Allan Kilavuka is the current Chief Executive Officer of Kenya Airways. Born in Kenya, he graduated with a Bachelor of Commerce from the University of Nairobi and a Certificate in Psychology from Liverpool University in the United Kingdom. He has also done courses related to Advanced Management, Executive Leadership and Financial Management at Crotonville Leadership Institute in Westchester county, New York.
Kilavuka has experience in business process outsourcing, financial leadership and strategy, general management, offshoring, controllers and compliance, financial planning and analysis and extensive knowledge of the Africa Business Environment.
On 1st April 2020, Allan was appointed the new CEO of Kenya Airways (KQ). At the time KQ had recorded a net loss of KES12.98 billion in the year ended 2019.
Things also seemed to be bleak with the world facing the coronavirus pandemic and travel restrictions placed all round the globe. On top of this, the last time the airline had made a profit was in 2012 when it closed with net earnings of KES1.66 billion. Kilavuka took over from Sebastian Mickosz who had resigned for personal reasons.
His major first initiative after the appointment was to order a 25% executive pay cut for all top managers at the airline beginning April. The board of directors were also to forego their board allowances during the same period. Unfortunately, the airline is still far from making any profit.
The loss for the financial year ended December, 2020 was 2.8 times more than that of 2019. They made a net loss of 36.2 billion, the worst loss ever to be recorded by the airline. KQ chairman said the Outlook still looks bleak for the airline.
“The Covid 19 global outbreak in 2020 was beyond anyone’s prediction and it’s impact on the industry on expected to continue affecting air travel demand for the next two to three years,” he said.
Before joining KQ as CEO, Allan Kilavuka had also worked in a number of top positions.
In 1998, he joined Deloitte & Touche and qualified as a Certified Public Accountant. He became an audit manager and in 2005 joined GE as the Global Business Services Leader for Africa.
In 2007, he took up dual roles with GE Energy Management as the Middle East and Africa Controller and the Head of Finance for the South African plant.
In 2009, he relocated to South Africa to take up a role with GE power generation Services as the Africa Finance Manager.
In 2013, he became the Africa commercial finance manager and relocated back to Kenya in 2014.
In 2015, he became the Global operations leader for Sub Saharan Africa.
In 2019, he became the CEO of Jambojet, taking over from Mr. Willem Hondious who had been at the helm since its inception in 2014. He served in this position from January 2019 till 2020 when he was appointed KQ CEO.

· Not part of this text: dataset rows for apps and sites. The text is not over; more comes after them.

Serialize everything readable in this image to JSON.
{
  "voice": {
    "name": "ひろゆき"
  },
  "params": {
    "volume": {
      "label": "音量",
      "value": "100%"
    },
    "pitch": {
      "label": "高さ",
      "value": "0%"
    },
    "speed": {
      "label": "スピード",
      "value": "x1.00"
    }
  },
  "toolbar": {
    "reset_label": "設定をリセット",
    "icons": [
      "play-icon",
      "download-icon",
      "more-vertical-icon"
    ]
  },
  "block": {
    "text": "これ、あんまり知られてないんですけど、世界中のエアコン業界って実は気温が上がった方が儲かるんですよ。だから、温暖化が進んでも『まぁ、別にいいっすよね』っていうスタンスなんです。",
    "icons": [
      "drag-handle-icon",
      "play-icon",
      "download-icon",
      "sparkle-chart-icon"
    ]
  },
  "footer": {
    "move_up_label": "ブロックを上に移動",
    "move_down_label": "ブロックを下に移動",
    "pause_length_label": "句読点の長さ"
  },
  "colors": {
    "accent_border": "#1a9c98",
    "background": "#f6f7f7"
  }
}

It’s under the tutelage of Allan Kilavuka that KQ posted profits of Ksh988 million for the first time in 6 years. The national carrier recorded “a 120% improvement in operating profit from a loss of Kshs 5 billion reported in 2022 to Kshs 998 million in 2023″.
A press release from KQ read in par,
In the 2023 Half Year results reported, the Group’s revenue grew to Kshs 75 billion, recording a 56% increase compared to the same period last year. The operating improvement was underpinned by a growth in the cabin factor to 76.1%, with an increase in passenger numbers of 43% to 2.3 million.
The CEO had to share of the much awaited news,
“These results confirm the operational viability of the airline. We have enhanced our customer experience at different touchpoints, the reliability and availability of our aircraft have significantly improved, and Our On-Time Performance (OTP) has gone up from a low 58% at the start of the year to 77% at the end of June with a target of being above 80%.”
The CEO takes home Ksh40.5 million in salary per year which translates to Ksh3.375 million per month. The KQ CEO had agreed to a 35 percent pay cut on his salary. His predecessor Sebastian Mikosz earned Ksh40.06 million in 2019.
He enjoys hiking and is married with three children.